Interface dataset entries:
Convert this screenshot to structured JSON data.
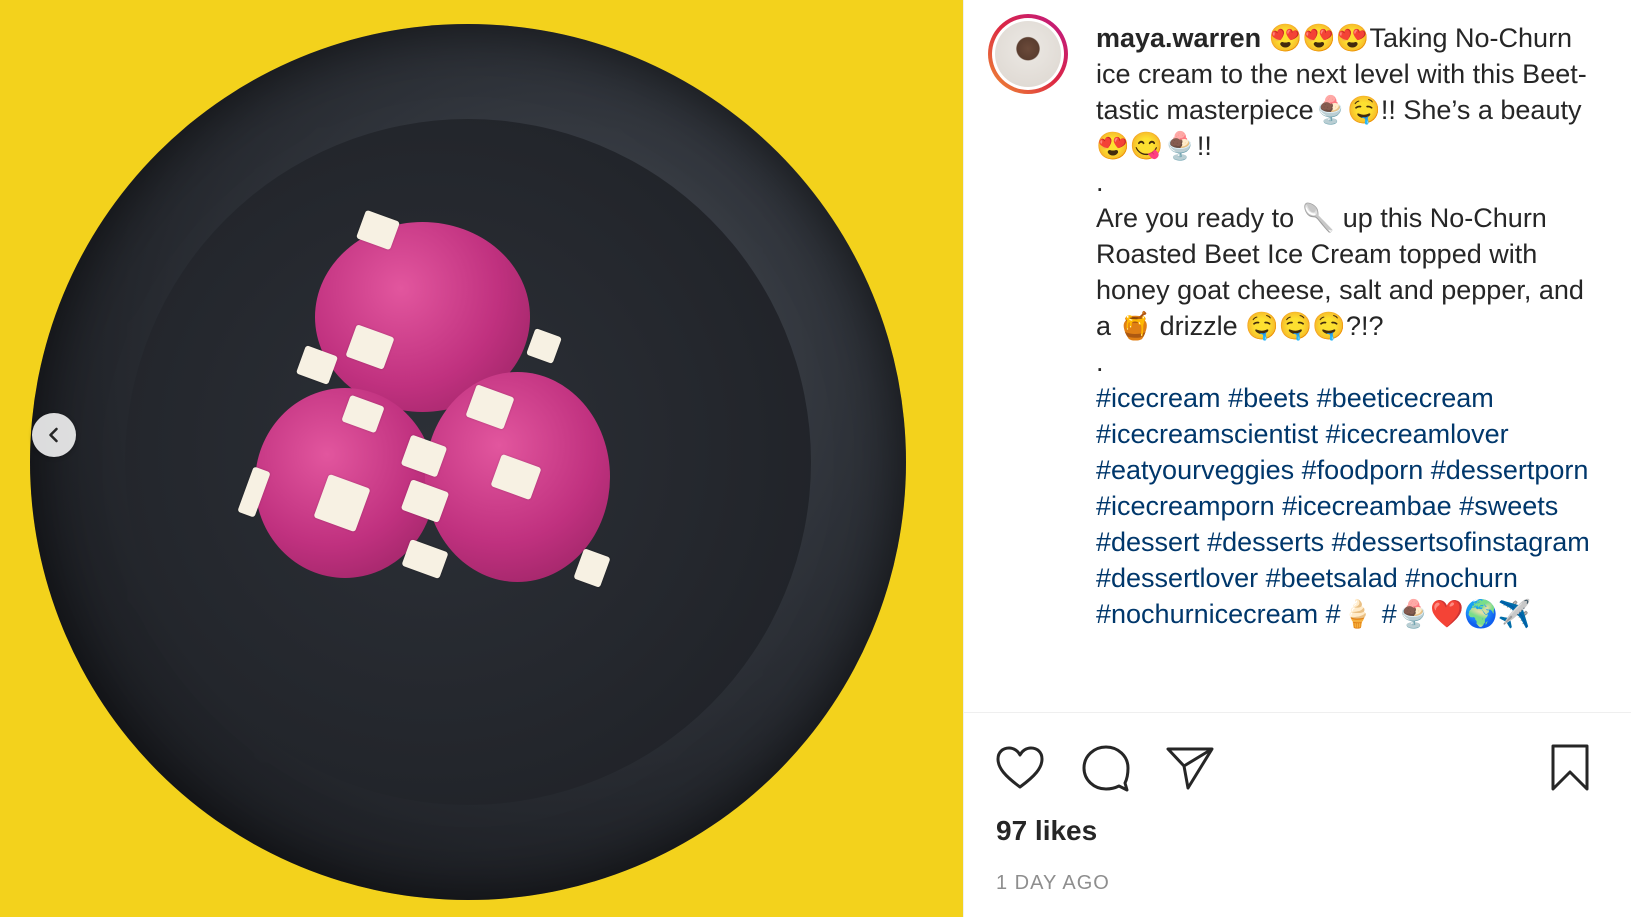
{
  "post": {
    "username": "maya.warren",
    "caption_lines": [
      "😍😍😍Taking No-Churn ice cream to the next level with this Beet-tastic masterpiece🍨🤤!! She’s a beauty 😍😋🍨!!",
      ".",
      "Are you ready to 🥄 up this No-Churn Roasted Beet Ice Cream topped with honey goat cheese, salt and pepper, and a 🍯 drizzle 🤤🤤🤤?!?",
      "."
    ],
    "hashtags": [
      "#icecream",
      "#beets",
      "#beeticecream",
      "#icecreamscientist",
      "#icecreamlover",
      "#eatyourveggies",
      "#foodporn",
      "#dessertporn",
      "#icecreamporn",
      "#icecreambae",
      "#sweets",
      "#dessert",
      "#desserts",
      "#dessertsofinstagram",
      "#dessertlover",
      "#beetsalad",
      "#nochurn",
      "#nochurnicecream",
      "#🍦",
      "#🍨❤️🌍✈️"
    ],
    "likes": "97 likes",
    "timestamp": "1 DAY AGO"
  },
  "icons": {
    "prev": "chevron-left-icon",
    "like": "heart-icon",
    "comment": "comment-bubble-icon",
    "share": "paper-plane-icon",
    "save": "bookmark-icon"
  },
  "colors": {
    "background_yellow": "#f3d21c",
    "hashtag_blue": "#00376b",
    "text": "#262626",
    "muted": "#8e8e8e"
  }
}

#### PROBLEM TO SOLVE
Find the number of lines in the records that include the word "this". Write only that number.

#### FINISHED EXERCISE
3